Expand Urban Growth Boundary Limits footprint of town; prevents it from becoming a city; ensures balance between nature & development. 1998 Municipal Development Plan Only if community “benefits” and no unacceptable environmental impacts.
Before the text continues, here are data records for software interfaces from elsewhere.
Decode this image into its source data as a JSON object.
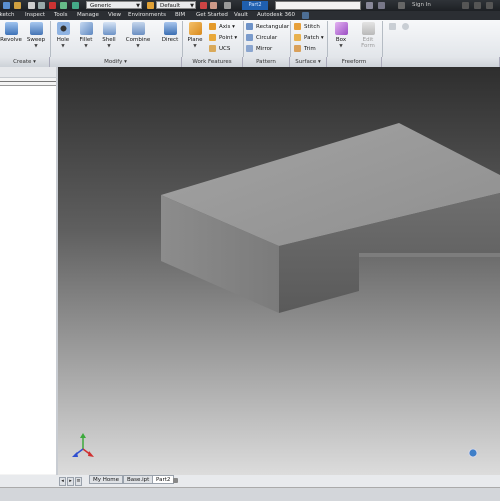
{
  "quick_access": {
    "material_combo": "Generic",
    "appearance_combo": "Default",
    "title_badge": "Part2",
    "sign_in": "Sign In"
  },
  "ribbon_tabs": [
    "Sketch",
    "Inspect",
    "Tools",
    "Manage",
    "View",
    "Environments",
    "BIM",
    "Get Started",
    "Vault",
    "Autodesk 360"
  ],
  "ribbon": {
    "create": {
      "revolve": "Revolve",
      "sweep": "Sweep"
    },
    "modify": {
      "hole": "Hole",
      "fillet": "Fillet",
      "shell": "Shell",
      "combine": "Combine",
      "direct": "Direct"
    },
    "work_features": {
      "plane": "Plane",
      "axis": "Axis",
      "point": "Point",
      "ucs": "UCS"
    },
    "pattern": {
      "rectangular": "Rectangular",
      "circular": "Circular",
      "mirror": "Mirror"
    },
    "surface": {
      "stitch": "Stitch",
      "patch": "Patch",
      "trim": "Trim"
    },
    "freeform": {
      "box": "Box",
      "edit_form_1": "Edit",
      "edit_form_2": "Form"
    }
  },
  "panels": {
    "create": "Create",
    "modify": "Modify",
    "work_features": "Work Features",
    "pattern": "Pattern",
    "surface": "Surface",
    "freeform": "Freeform"
  },
  "doc_tabs": [
    "My Home",
    "Base.ipt",
    "Part2"
  ],
  "colors": {
    "ribbon_bg": "#e6e9ed",
    "title_bar": "#23272c",
    "accent": "#1f5fae"
  }
}
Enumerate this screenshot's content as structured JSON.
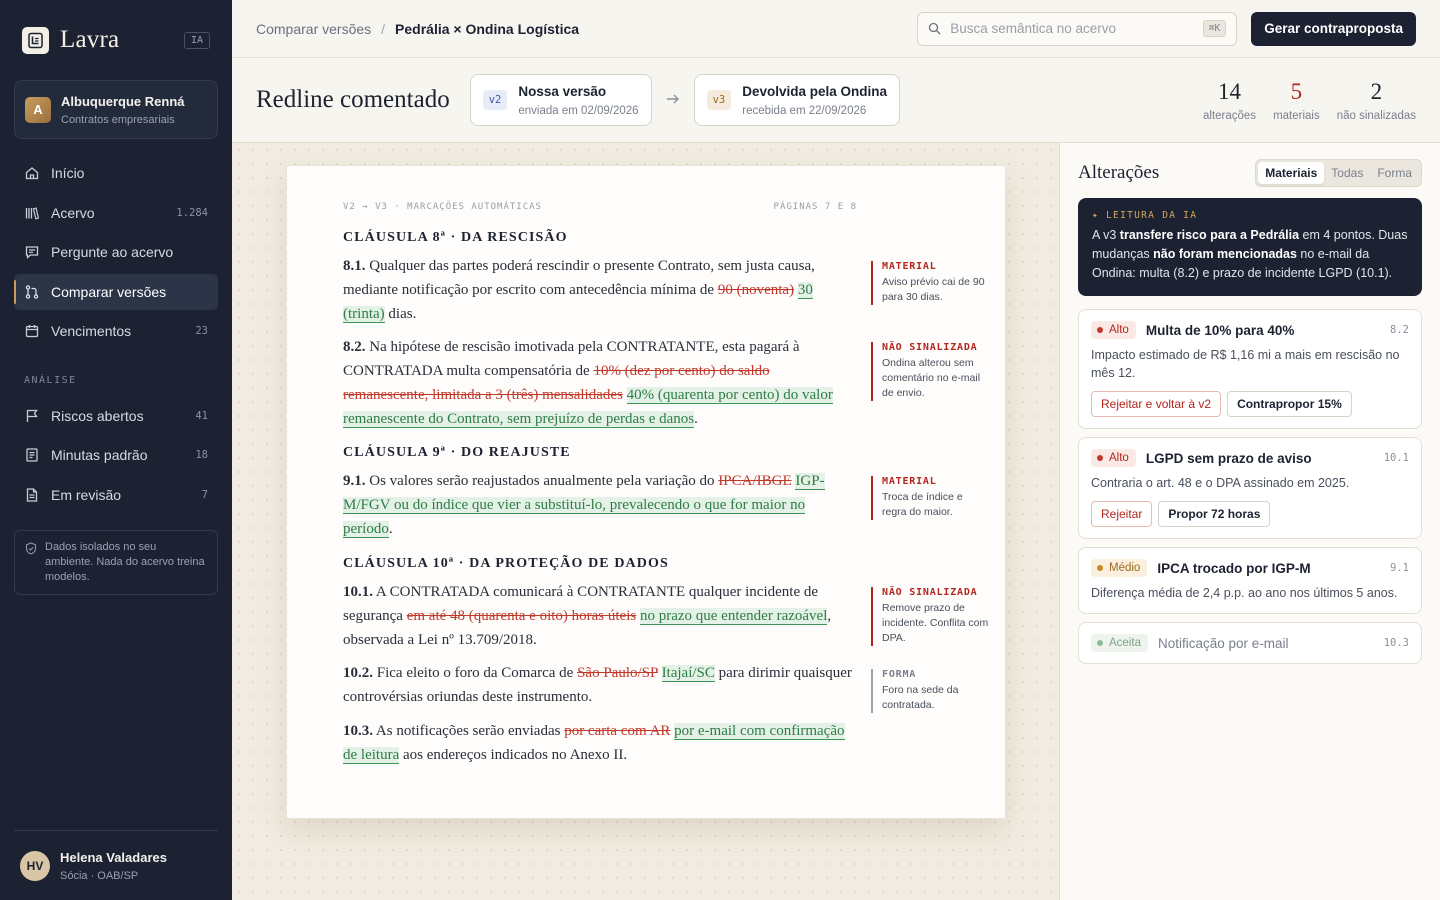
{
  "brand": {
    "name": "Lavra",
    "badge": "IA"
  },
  "workspace": {
    "initial": "A",
    "name": "Albuquerque Renná",
    "subtitle": "Contratos empresariais"
  },
  "nav": [
    {
      "label": "Início",
      "icon": "home-icon",
      "count": ""
    },
    {
      "label": "Acervo",
      "icon": "library-icon",
      "count": "1.284"
    },
    {
      "label": "Pergunte ao acervo",
      "icon": "chat-icon",
      "count": ""
    },
    {
      "label": "Comparar versões",
      "icon": "compare-icon",
      "count": "",
      "active": true
    },
    {
      "label": "Vencimentos",
      "icon": "calendar-icon",
      "count": "23"
    }
  ],
  "analysis_section": "ANÁLISE",
  "analysis_nav": [
    {
      "label": "Riscos abertos",
      "icon": "flag-icon",
      "count": "41"
    },
    {
      "label": "Minutas padrão",
      "icon": "template-icon",
      "count": "18"
    },
    {
      "label": "Em revisão",
      "icon": "document-icon",
      "count": "7"
    }
  ],
  "privacy_note": "Dados isolados no seu ambiente. Nada do acervo treina modelos.",
  "user": {
    "initials": "HV",
    "name": "Helena Valadares",
    "role": "Sócia · OAB/SP"
  },
  "breadcrumb": {
    "parent": "Comparar versões",
    "current": "Pedrália × Ondina Logística"
  },
  "search": {
    "placeholder": "Busca semântica no acervo",
    "shortcut": "⌘K"
  },
  "primary_action": "Gerar contraproposta",
  "page_title": "Redline comentado",
  "versions": {
    "from": {
      "tag": "v2",
      "title": "Nossa versão",
      "subtitle": "enviada em 02/09/2026"
    },
    "to": {
      "tag": "v3",
      "title": "Devolvida pela Ondina",
      "subtitle": "recebida em 22/09/2026"
    }
  },
  "stats": [
    {
      "value": "14",
      "label": "alterações"
    },
    {
      "value": "5",
      "label": "materiais"
    },
    {
      "value": "2",
      "label": "não sinalizadas"
    }
  ],
  "document": {
    "meta_left": "V2 → V3 · MARCAÇÕES AUTOMÁTICAS",
    "meta_right": "PÁGINAS 7 E 8",
    "clause8_title": "CLÁUSULA 8ª · DA RESCISÃO",
    "p81": {
      "num": "8.1.",
      "pre": " Qualquer das partes poderá rescindir o presente Contrato, sem justa causa, mediante notificação por escrito com antecedência mínima de ",
      "del": "90 (noventa)",
      "ins": "30 (trinta)",
      "post": " dias."
    },
    "p82": {
      "num": "8.2.",
      "pre": " Na hipótese de rescisão imotivada pela CONTRATANTE, esta pagará à CONTRATADA multa compensatória de ",
      "del": "10% (dez por cento) do saldo remanescente, limitada a 3 (três) mensalidades",
      "ins": "40% (quarenta por cento) do valor remanescente do Contrato, sem prejuízo de perdas e danos",
      "post": "."
    },
    "clause9_title": "CLÁUSULA 9ª · DO REAJUSTE",
    "p91": {
      "num": "9.1.",
      "pre": " Os valores serão reajustados anualmente pela variação do ",
      "del": "IPCA/IBGE",
      "ins": "IGP-M/FGV ou do índice que vier a substituí-lo, prevalecendo o que for maior no período",
      "post": "."
    },
    "clause10_title": "CLÁUSULA 10ª · DA PROTEÇÃO DE DADOS",
    "p101": {
      "num": "10.1.",
      "pre": " A CONTRATADA comunicará à CONTRATANTE qualquer incidente de segurança ",
      "del": "em até 48 (quarenta e oito) horas úteis",
      "ins": "no prazo que entender razoável",
      "post": ", observada a Lei nº 13.709/2018."
    },
    "p102": {
      "num": "10.2.",
      "pre": " Fica eleito o foro da Comarca de ",
      "del": "São Paulo/SP",
      "ins": "Itajaí/SC",
      "post": " para dirimir quaisquer controvérsias oriundas deste instrumento."
    },
    "p103": {
      "num": "10.3.",
      "pre": " As notificações serão enviadas ",
      "del": "por carta com AR",
      "ins": "por e-mail com confirmação de leitura",
      "post": " aos endereços indicados no Anexo II."
    },
    "notes": [
      {
        "tag": "MATERIAL",
        "text": "Aviso prévio cai de 90 para 30 dias."
      },
      {
        "tag": "NÃO SINALIZADA",
        "text": "Ondina alterou sem comentário no e-mail de envio."
      },
      {
        "tag": "MATERIAL",
        "text": "Troca de índice e regra do maior."
      },
      {
        "tag": "NÃO SINALIZADA",
        "text": "Remove prazo de incidente. Conflita com DPA."
      },
      {
        "tag": "FORMA",
        "text": "Foro na sede da contratada."
      }
    ]
  },
  "panel": {
    "title": "Alterações",
    "filters": [
      "Materiais",
      "Todas",
      "Forma"
    ],
    "ai": {
      "tag": "✦ LEITURA DA IA",
      "t1": "A v3 ",
      "b1": "transfere risco para a Pedrália",
      "t2": " em 4 pontos. Duas mudanças ",
      "b2": "não foram mencionadas",
      "t3": " no e-mail da Ondina: multa (8.2) e prazo de incidente LGPD (10.1)."
    },
    "changes": [
      {
        "severity": "Alto",
        "title": "Multa de 10% para 40%",
        "ref": "8.2",
        "desc": "Impacto estimado de R$ 1,16 mi a mais em rescisão no mês 12.",
        "actions": [
          "Rejeitar e voltar à v2",
          "Contrapropor 15%"
        ]
      },
      {
        "severity": "Alto",
        "title": "LGPD sem prazo de aviso",
        "ref": "10.1",
        "desc": "Contraria o art. 48 e o DPA assinado em 2025.",
        "actions": [
          "Rejeitar",
          "Propor 72 horas"
        ]
      },
      {
        "severity": "Médio",
        "title": "IPCA trocado por IGP-M",
        "ref": "9.1",
        "desc": "Diferença média de 2,4 p.p. ao ano nos últimos 5 anos."
      },
      {
        "severity": "Aceita",
        "title": "Notificação por e-mail",
        "ref": "10.3"
      }
    ]
  }
}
Requires 3 readings by Town Council and public hearing
Rezone ~33 ha from Conservation Wildlands to urban development Recognizes importance of the mouth of the Wind Valley for wildlife 1998 Land Use Bylaw Requires 3 readings by Town Council and a public hearing.
Contravene Land Use Bylaw for 300-450m-wide setback to improve a squeezed wildlife corridor at unfinished golf course. 2002 Golder Report jointly commissioned by Town of Canmore and TSMV called for open space buffer (i.e. golf course) to compensate for inadequate along-valley wildlife corridor. 2003/04 Sections & (c) Canmore Land Use Bylaw Amendment or repeal of the setback regulations.
Double the number of residential units that can still be built on TSMV lands from 3447 to 6750 units (doesn’t include 3100 additional secondary suites and 420 PAH units). Original 1992 Natural Resources Conservation Board decision put a limit on # of units that could be built due to sensitivity of the area. 1998
Bylaw 1-98DC, Section
Amendment of Land Use Bylaw